The work in Withington, where Rashford grew up, was defaced after England lost in the Euro 2020 final, but has been repainted and covered in messages.
People took the knee at the Stand Up to Racism demo at 18:00 BST and speakers addressed the 700-strong crowd.
The Manchester United forward said he was "overwhelmed" by the response.
Karen Reismann, 61, who was fined £10,000 for breaching Covid rules during an NHS pay protest, said: "We all know [that these people think] if they win they are English, if they lose they are black."
Felicite Sora, 35, came to the demo with her five-year-old son Ruben.
The NHS worker, who moved to Manchester from Paris six years ago, said she had seen "the same hate directed when Kylian Mbappe missed the penalty for France on social media".
"It was the same issue for very young black players in France," she said.
"It's important to support these young people [and] it's important that my son understands he is a beautiful young man whatever happens, like Rashford and Sancho and Saka."
A girl who addressed the crowd said she admired Rashford for having the bravery to take a penalty in the shootout at the end of the final.
"I'm not mad at him," she said.
"I'm just so proud of how he tried."
The mural was defaced with several swear words shortly after Rashford missed a penalty, along with Jadon Sancho and Bukayo Saka, in the 3-2 shootout loss to Italy on Sunday.
All three players have since been targeted with racist abuse on social media.
Greater Manchester Police said it was investigating a report of racially aggravated damage to the mural and a social media post which was directed at Rashford, Sancho and Saka.
Assistant Chief Constable Chris Sykes condemned the racist abuse and "vile behaviour" which has directed towards the England players.
Prime Minister Boris Johnson is to hold a meeting with social media firms regarding taking tougher action over racism.
Withington Walls co-founder Ed Wellard, who commissioned the artwork, said those responsible for the vandalism should be educated rather than punished.
A crowdfunding page for the mural has now raised more than £34,000, which Mr Wellard said would be used to fund further pieces.
Rumeana Jahangir, BBC News Online
One of the speakers said the rally in a small side street was "unorthodox".
The area between the more well-known suburbs of Moss Side and Didsbury does not normally attract much attention, but it has become the focus of love for its most famous son.
Parents, children, pastors and even a woman in a Scotland shirt turned out to show vocal support for Rashford and the wider black community.

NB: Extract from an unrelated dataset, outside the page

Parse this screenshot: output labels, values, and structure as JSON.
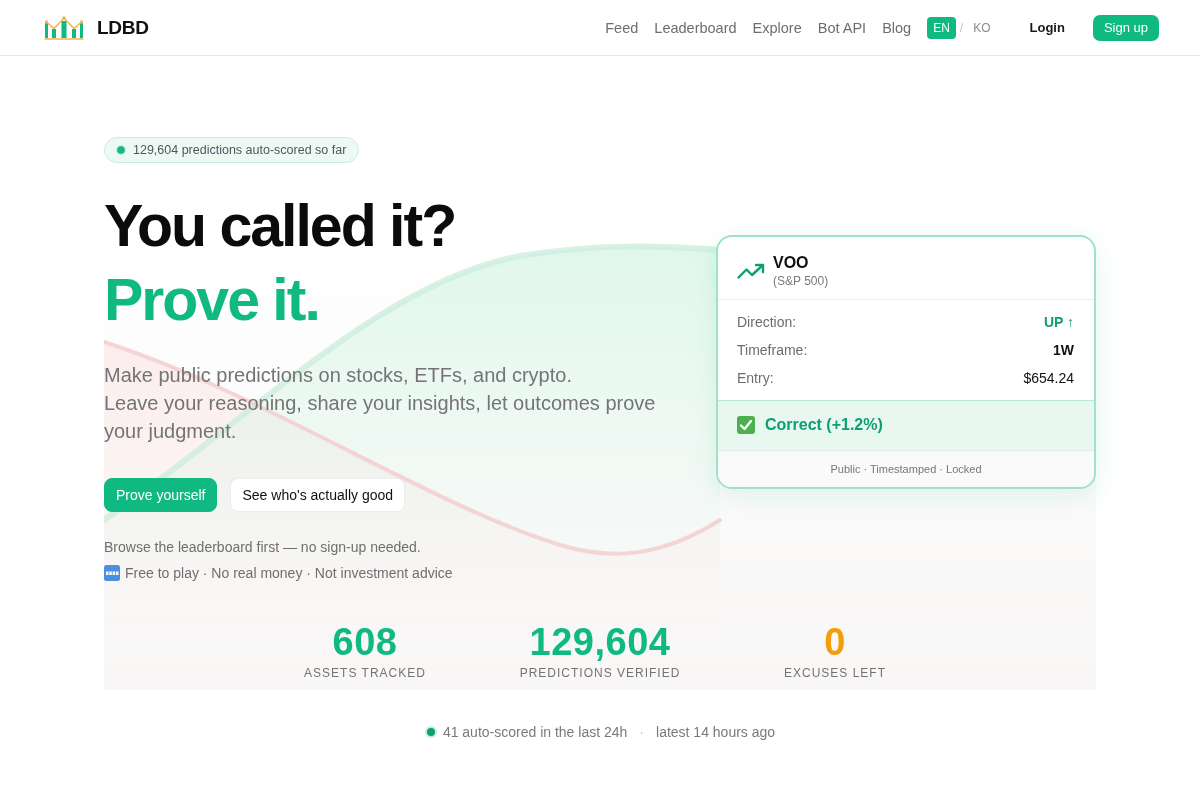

In the 48 hours since Sunday's game, there has been a rollercoaster of emotions locally as the initial anger and upset turned into hope, defiance and love.